Wandering Seoul Column:
Prepare to immerse yourself into the historically beautiful, technologically advanced and remarkable culture of South Korea. CUB Magazine’s column ‘Wandering Seoul’, written by Ruby Punt, aims to dispense with overusing itineraries and reflect the extraordinary personal experience South Korea has to offer, whilst also challenging many western misconceptions about South Korea. All that’s left to say is 읽어 주셔서 감사합니다 .
In recent years the term ‘cultural appropriation’ has become more prevalent in the media. From ‘black-face parties’ to Native American Halloween costumes, it is a topic that is widely spoken about and condemned, yet many people – myself included – are likely to have culturally appropriated without realising it. So, where is the line? How do you know if you are culturally appropriating?
According to Erich Matthes, assistant professor of philosophy at Wellesley College, “If you’re [not] wearing it as part of a cultural exploration or education, you should be hesitant”. For instance, if you were to visit one of Seoul’s many palaces dressed in a Hanbok I wouldn’t class this as cultural appreciation, as you would be dressing in this way to learn about South Korea’s royal history and to gain a deeper understanding of how they lived, via the clothing. Alternatively, if you were to go to a K-pop concert in a Hanbok it would be entirely inappropriate, because the two are unrelated and you would be making a misinformed assumption that all South Koreans wear traditional clothing. As Dr Mahawatte says, “Racism is reflected in the way that dress is understood”.

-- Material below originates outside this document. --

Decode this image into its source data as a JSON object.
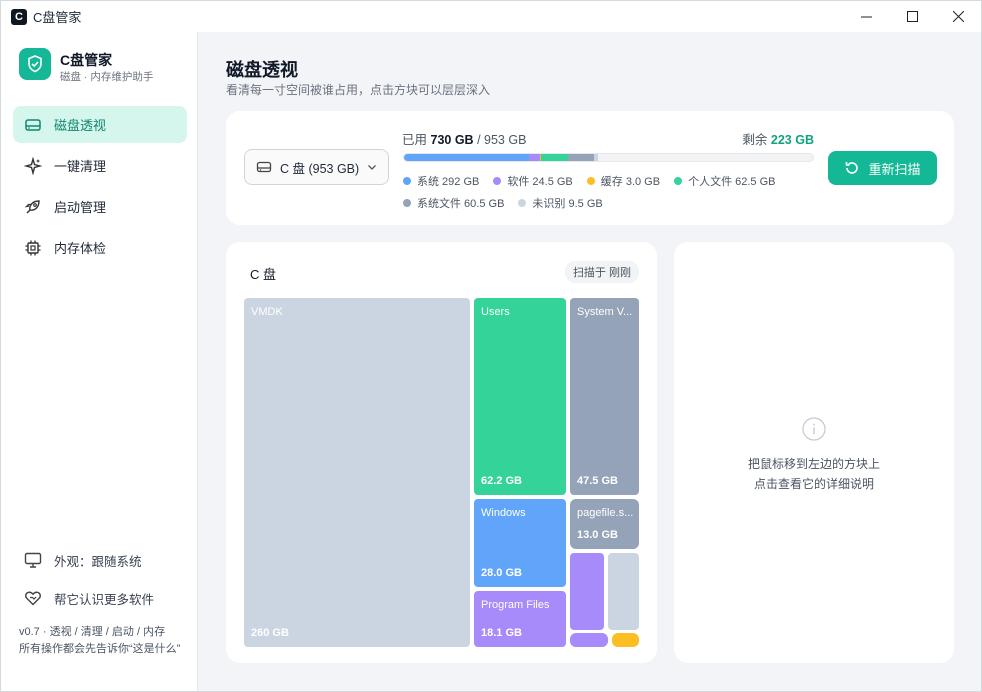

The fashion industry is one of the worst culprits of appropriation, as they fail to acknowledge the history of clothing – and culture – they attempt to replicate. An example of this would be Victoria’s Secret 2010 fashion show. Titled ‘Wild Things’, the clothing was described as “‘inspired’ by tribal motifs”. Meanwhile, a more recent example includes Gucci’s “Indy Turban”. Sacred to the Sikh community, the turban is worn to “protect uncut hair”, as it is believed that hair is God’s gift. However, this was not the case for the Gucci model, instead the headscarf was worn as a fashion statement and the religious history behind the piece was completely ignored. Susan Scafidi acknowledges that these are common occurrences: “in fashion, cultural appropriation can play out in not only sexualized stereotypes ― dragon-lady dominatrices and eager-to-please geishas ― but also the elision of style elements from completely different cultures and the treatment of Asian models as interchangeable props”.
Glory Ames, from White Earth Reservation, the largest Native American reservation in North Western Minnesota, explores the dangers of casual cultural appropriation in an interview with Washington Post stating, “Non-Natives can ‘pretend’ to be Native for one day of the year, and it’s all the ‘cute’ or ‘sexy’ parts of being Native, but there are so many people who can’t just put on or take off the costume, they have to live with all the other aspects of being born Native”. It is important to remember that this is not a costume, this is somebody’s life. Clothing not only reflects your character but also your experiences and traumas. By brazenly wearing these outfits you dismiss those that wear forced to wear – or to remove – these clothes.
With all this in mind, I would like to look back and consider the times where I may have been culturally appropriating. I am writing these examples to show you that cultural appropriation comes in many subtle forms and to recognise that I am far from perfect. It is important to look back and acknowledge your mistakes for the growth of yourself and those around you. My first example is one that until recently I had not considered to be appropriation: wearing hair sticks. I found them to be convenient as you could tie your hair away without the use of a hairband; however, after visiting South East Asia, I came to realise that nobody actually wears them! They are just chopsticks – yes, the kind you use to eat with – that were appropriated into hairpieces. Another example would be wearing Henna, when I was younger I used to love playing with Henna and making my own tattoos but as time went on I began to understand that there was a cultural significance behind Mehendi tattooing, and that it was disrespectful to treat it like a toy. You have to ask yourself, if you are not gaining any kind of cultural understanding from dressing this way, then what is your motive?
CUB’s Ruby Punt is a third year comparative literature student, currently embedded in Seoul, South Korea. She is exceedingly sporty: regularly rock climbing, hiking and practicing pole fitness (with a spot of skiing on the side). She enjoys reading fiction and, despite her athletic disposition, has an ‘unhealthy’ Netflix addiction.